At the start of 1978 the Scotsman coolly reported on the still-nascent opposition, not least the Edinburgh Central MP Robin Cook's dismissal of the mooted assembly as an 'expensive albatross that is irrelevant to the real social and economic needs of the Scottish people'. But it was on the question of the referendum that the Scotsman almost lost its cool, most notably following an opposition-supported amendment which was passed – quite deliberately, we must assume – on 25 January 1978.
The now infamous amendment was introduced by the Labour MP George Cunningham – Scots born, but representing the North London constituents of Islington South and Finsbury: 'If it appears to the Secretary of State that less than 40% of the persons entitled to vote on the referendum has voted Yes…he shall lay before Parliament the draft of an Order in Council for the repeal of this Act'.
Cunningham would later insist – in an article published by the Scotsman – that his amendment simply ensured parliament would be able to reconsider the issue in the event of an 'inconclusive' referendum result. However, the Scotsman, along with many others, saw it as something quite different; as 'blatant rigging' of the result.
'It is interesting how a referendum, being a novelty in British constitutional affairs, attracts politicians who want to rig, manipulate and distort it for their own ends,' the paper commented, throwing about terms including 'unprecedented', 'shabby' and 'hypocrisy' with righteous fury. At the very least, the amendment introduced 'an entirely new concept into British politics – that those who do not vote influence the result'. Given that a simple majority was enough for even the earlier referendum on the UK's membership of the EEC, the paper seriously questioned the introduction of a 40% rule that, bizarrely enough, even Cunningham would have failed to pass within his own constituency.
'Why should Scottish voters put up with this invidious treatment?', an editorial thundered, admittedly focusing its ire on the many 'Bourbon Tories' who supported the amendment. 'The devolution debate in the Commons has gone on the assumption that we [Scots] are politically immature and will do the most foolish things unless devolution lays down myriads of restrictions on an Assembly. The extraordinary referendum amendment is the greatest insult so far to the intelligence of the Scottish people'.
Even before the furore over the 40% rule, however, the Scotsman had one other worry about the Scotland Bill, which has its echo today: the significant delay between the legislation starting its parliamentary passage and the actual holding of the referendum. Noting that the official 'No' campaign was initially holding back, preferring to get party conferences and local elections out of the way first, the paper feared – as, indeed, many do now – that delaying the all-important vote would lead only to apathy. 'Since the arguments for and against devolution have already been extremely well-rehearsed, the main danger is that this extension of debate will generate only boredom', the paper opined in early 1978. Regardless of whether our sympathies lie with YesScotland, Better Together or Still Undecided, can any of us really say we're actually looking forward to the arguments that must be stretched out across the next 18 months?

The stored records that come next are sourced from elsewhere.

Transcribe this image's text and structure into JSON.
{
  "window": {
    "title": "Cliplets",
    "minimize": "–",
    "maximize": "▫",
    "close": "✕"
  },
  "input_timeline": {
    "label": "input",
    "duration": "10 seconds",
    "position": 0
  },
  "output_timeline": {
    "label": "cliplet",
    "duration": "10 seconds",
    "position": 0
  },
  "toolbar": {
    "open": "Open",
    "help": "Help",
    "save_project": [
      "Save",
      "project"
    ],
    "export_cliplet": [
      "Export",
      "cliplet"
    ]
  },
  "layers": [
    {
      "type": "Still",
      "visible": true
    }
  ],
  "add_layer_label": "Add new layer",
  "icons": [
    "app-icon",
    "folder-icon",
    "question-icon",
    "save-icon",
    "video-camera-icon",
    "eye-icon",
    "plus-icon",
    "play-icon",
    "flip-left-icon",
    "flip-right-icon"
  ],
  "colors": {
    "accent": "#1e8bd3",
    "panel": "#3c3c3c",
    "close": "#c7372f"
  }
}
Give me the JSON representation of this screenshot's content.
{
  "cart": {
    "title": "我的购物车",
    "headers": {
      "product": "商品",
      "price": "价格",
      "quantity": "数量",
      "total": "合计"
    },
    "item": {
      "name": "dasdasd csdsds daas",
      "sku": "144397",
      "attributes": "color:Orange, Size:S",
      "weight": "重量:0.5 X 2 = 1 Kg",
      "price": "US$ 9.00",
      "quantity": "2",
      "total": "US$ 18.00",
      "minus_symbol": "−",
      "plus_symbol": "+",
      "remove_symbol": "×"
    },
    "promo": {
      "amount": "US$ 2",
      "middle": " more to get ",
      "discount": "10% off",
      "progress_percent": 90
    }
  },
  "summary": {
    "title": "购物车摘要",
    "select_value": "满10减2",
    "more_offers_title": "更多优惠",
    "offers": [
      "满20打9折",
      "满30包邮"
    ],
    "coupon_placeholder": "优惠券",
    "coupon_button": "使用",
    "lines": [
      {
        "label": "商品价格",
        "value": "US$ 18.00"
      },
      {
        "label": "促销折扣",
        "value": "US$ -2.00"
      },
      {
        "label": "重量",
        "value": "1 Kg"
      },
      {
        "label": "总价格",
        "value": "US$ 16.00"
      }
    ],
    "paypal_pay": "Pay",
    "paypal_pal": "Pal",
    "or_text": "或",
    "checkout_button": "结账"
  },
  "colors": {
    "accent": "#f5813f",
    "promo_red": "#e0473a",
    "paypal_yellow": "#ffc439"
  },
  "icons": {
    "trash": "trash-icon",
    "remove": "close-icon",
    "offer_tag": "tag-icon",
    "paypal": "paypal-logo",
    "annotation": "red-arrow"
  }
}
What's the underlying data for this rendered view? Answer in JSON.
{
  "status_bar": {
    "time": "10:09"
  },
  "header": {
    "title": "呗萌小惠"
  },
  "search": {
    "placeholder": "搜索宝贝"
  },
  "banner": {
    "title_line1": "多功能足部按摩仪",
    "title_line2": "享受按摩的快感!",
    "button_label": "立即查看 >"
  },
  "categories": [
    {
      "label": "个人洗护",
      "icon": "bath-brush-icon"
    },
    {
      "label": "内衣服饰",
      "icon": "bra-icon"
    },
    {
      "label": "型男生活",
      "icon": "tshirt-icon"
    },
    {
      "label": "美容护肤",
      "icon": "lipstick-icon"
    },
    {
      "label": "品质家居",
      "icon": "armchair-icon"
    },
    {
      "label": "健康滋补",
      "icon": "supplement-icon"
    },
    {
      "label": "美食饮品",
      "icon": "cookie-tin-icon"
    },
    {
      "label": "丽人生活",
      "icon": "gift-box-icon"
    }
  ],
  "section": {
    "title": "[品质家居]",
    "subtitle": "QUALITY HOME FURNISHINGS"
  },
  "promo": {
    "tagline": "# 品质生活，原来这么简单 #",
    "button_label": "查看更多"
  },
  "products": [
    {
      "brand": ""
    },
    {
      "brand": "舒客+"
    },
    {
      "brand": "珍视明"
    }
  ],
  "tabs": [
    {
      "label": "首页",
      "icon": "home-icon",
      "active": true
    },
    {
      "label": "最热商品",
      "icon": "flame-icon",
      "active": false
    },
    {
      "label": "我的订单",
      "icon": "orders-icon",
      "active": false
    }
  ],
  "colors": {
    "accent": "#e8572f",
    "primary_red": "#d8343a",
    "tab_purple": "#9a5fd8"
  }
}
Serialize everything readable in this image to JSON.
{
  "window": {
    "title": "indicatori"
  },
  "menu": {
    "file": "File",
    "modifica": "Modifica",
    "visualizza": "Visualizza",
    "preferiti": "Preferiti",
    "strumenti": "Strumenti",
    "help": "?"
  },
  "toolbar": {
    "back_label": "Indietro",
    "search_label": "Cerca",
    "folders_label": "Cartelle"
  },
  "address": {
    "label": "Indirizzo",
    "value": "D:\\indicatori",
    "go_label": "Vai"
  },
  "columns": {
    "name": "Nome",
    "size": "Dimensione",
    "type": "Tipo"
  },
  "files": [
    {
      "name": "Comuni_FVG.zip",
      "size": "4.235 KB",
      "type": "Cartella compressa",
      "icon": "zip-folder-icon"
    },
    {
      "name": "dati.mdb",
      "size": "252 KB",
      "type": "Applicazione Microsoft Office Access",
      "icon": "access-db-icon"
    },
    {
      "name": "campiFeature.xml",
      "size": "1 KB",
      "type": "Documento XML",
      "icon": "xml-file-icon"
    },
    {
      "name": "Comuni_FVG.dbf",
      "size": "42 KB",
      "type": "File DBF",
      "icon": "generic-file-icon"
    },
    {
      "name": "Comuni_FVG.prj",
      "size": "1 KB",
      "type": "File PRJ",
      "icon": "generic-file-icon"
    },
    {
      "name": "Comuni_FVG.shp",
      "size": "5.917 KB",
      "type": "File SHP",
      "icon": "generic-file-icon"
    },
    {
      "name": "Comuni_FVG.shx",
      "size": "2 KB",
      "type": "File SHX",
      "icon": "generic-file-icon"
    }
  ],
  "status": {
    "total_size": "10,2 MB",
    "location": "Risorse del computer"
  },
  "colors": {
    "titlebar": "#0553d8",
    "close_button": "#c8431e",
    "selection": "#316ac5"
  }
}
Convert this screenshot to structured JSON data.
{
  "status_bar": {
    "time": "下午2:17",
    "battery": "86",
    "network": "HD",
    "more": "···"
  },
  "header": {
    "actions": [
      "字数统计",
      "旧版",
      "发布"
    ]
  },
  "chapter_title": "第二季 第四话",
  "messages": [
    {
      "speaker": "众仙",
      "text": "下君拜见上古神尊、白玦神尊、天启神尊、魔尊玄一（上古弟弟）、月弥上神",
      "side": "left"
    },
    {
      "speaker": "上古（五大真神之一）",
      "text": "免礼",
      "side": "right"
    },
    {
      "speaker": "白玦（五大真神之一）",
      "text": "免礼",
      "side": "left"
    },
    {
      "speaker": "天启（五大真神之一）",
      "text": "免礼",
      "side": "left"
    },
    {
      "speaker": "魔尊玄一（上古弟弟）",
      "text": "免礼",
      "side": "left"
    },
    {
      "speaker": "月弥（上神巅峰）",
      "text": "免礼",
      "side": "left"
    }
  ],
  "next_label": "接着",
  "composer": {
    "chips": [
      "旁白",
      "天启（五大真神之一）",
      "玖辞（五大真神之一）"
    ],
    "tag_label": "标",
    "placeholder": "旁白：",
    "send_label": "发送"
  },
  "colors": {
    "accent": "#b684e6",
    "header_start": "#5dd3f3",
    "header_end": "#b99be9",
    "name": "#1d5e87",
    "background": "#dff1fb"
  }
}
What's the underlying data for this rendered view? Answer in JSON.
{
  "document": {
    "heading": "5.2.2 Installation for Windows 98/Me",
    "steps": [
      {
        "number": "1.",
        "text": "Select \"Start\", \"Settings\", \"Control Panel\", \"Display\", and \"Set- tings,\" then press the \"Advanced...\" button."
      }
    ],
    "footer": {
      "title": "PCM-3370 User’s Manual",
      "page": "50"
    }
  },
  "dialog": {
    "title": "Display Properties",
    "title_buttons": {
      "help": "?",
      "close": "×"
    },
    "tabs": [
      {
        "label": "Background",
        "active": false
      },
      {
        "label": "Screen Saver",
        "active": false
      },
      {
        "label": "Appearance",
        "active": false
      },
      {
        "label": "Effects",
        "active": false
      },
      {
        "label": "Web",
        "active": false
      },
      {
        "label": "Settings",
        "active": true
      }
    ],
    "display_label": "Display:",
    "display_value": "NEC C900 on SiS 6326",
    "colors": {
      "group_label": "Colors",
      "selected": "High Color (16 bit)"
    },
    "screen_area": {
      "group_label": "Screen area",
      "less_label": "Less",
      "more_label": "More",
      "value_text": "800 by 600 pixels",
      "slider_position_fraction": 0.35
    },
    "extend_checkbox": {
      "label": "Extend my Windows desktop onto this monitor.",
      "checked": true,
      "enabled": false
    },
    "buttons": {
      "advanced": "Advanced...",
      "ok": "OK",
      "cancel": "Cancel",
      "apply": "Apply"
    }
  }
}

Things change over time, so it's perhaps unfair to expect even newspapers to hold the same political line in changing situations under very different owners. Yet, to those in the 'Yes' camp who dismiss today's Scotsman as no more than a unionist scaremonger, can I draw your attention to something the paper published back in 1978? It certainly seems just as relevant now as it was back then. 'The campaigners for devolution have a range of positive and hopeful arguments on their side,' an editorial stated in early 1978. 'From the "No" campaigners will come a bundle of negative and gloomy arguments, amounting in effect to appeals to leave the bureaucracy and Westminster to carry on in their present ways. That is not an inspiring prospect. We hope it will not appeal to voters.'
Paul F Cockburn is an Edinburgh-based freelance journalist and copywriter who specialises in the arts, culture and disability issues